Of the architects associated with the elaboration of this project, several stand out. The first is Manuel da Maia (1733), who was responsible for the general scheme and the definition of most of its ramifications and fonts; Custódio Vieira (1736), who supervised the construction of the arches over the Alcântara valley – the most spectacular and costly part of the project – begun in 1739; and Carlos Mardel (1745), who designed some of the fountains and was responsible for finalising the construction of the well-head at Amoreiras in 1748, as well as for what is considered to be the largest stone arch in the world. After the earthquake of 1755, Custódio Vieira was granted pardon for the profligacy for which he had been accused owing to the amount of iron he used to strengthen the arch’s structure, for, despite being located on a seismic faultline, it had resisted the quake. Other names were later associated with the expansion of the distributing network and the building of of further points of water supply. The Chafariz da Cotovia de Baixo, situated on the Praça da Alegria, dates from this later period of construction and Reinaldo Manuel dos Santos, who was in charge of the project between 1772 and 1791 is thought to be responsible for the design. In 1840, this fountain was transferred to the Rua da Mãe-de-Água, at which time the façade suffered some changes. It was at this time that it came to be known as the Chafariz da Mãe-de-Água, and it is this space that we now occupy.
This room, with restricted access, is linked to the reservoir on Príncipe Real (ca 400 m) as well as with the Praça da Alegria (approximatelly 200m). The underground plan of the aqueduct is composed of vaulted galleries designed to human scale and stone conduits through which the water used to run. The street gave public access to the supply points. Indoors, the spout on the lower floor was only for the water that wasn’t used. On the outside, on the lower platform linking the two flights of stairs, there is a small well which was allowed animals to quench their thirst.

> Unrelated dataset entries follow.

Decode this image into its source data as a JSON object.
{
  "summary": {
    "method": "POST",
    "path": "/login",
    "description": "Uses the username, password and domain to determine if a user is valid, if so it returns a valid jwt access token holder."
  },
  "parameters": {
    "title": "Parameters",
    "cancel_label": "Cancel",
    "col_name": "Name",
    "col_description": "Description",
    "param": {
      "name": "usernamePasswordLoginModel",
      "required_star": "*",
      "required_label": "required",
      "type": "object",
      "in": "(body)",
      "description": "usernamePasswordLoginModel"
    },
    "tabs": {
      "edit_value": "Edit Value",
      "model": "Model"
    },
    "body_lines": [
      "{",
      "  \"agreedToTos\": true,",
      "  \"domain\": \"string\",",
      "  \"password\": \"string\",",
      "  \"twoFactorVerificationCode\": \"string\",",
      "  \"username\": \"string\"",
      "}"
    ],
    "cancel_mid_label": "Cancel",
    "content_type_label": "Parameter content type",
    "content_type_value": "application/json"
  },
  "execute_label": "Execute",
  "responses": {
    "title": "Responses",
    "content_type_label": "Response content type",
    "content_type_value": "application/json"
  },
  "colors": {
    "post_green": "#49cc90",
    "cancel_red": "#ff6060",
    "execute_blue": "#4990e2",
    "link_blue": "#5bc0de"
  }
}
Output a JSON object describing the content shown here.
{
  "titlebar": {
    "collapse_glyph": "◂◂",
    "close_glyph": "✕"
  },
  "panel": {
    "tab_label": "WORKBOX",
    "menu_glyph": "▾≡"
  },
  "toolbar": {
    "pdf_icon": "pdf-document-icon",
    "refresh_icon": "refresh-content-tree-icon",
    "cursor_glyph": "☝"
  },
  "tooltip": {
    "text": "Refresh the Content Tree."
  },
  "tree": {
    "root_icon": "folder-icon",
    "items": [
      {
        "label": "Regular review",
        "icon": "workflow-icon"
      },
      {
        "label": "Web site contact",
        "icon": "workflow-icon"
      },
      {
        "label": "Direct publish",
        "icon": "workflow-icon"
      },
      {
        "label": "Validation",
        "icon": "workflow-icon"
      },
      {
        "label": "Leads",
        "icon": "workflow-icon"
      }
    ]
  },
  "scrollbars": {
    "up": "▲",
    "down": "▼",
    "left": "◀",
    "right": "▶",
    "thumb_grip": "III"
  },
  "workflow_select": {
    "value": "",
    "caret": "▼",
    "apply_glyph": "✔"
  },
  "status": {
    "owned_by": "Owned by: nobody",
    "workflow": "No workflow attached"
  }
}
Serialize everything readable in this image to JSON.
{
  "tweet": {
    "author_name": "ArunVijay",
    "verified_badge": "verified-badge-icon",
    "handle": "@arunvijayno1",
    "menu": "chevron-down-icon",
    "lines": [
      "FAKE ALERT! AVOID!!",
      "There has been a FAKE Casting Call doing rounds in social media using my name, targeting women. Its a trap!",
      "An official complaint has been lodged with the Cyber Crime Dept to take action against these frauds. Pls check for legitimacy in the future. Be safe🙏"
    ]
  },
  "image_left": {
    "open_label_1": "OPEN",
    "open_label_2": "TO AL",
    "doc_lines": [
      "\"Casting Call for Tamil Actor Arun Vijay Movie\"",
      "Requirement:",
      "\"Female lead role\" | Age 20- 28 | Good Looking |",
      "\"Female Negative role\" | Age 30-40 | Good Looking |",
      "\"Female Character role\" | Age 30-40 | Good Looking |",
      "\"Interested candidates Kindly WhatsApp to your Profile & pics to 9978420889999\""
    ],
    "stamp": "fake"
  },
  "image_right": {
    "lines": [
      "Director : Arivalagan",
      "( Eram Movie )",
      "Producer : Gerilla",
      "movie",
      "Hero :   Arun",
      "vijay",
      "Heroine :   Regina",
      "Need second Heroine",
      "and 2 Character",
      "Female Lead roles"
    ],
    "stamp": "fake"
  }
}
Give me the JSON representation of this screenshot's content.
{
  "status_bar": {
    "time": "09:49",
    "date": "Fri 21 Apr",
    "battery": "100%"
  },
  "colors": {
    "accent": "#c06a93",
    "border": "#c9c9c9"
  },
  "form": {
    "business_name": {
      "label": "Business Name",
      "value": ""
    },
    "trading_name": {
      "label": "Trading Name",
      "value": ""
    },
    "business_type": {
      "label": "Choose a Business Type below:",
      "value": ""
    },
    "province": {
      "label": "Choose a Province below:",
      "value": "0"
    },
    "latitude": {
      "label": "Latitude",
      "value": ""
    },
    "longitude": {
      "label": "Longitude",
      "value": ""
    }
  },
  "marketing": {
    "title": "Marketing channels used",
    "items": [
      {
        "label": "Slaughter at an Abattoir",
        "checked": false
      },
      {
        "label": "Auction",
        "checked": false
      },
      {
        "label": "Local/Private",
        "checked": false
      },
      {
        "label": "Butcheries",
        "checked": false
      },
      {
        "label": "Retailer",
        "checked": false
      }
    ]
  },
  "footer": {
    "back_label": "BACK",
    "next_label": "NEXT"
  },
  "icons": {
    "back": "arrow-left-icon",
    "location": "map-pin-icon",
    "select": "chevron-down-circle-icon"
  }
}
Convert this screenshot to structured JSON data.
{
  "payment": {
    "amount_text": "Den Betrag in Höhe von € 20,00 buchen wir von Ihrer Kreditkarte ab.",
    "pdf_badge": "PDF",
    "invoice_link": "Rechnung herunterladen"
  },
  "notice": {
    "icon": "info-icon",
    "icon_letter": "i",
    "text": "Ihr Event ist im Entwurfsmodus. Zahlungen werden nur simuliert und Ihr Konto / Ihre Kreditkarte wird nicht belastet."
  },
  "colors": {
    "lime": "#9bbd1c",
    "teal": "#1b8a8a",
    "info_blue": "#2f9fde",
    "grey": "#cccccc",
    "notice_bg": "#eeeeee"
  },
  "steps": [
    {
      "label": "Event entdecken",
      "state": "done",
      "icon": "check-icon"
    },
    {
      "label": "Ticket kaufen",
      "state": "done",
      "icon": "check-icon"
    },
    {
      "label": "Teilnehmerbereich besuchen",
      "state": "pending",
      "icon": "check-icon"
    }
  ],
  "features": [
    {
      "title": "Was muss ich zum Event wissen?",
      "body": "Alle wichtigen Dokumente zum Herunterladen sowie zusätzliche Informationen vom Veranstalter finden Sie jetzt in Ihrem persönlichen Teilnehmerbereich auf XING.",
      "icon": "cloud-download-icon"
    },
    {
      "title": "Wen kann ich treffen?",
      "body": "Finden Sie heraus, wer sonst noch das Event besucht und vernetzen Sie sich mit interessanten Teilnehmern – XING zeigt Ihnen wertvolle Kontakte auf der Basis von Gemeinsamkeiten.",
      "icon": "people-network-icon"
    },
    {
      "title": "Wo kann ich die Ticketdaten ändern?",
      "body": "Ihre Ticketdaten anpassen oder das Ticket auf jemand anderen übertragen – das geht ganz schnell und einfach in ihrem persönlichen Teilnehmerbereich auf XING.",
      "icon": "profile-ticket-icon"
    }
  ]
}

We are delighted to share this fascinating, historical site with you: it belongs a little to each of us. To your very good health!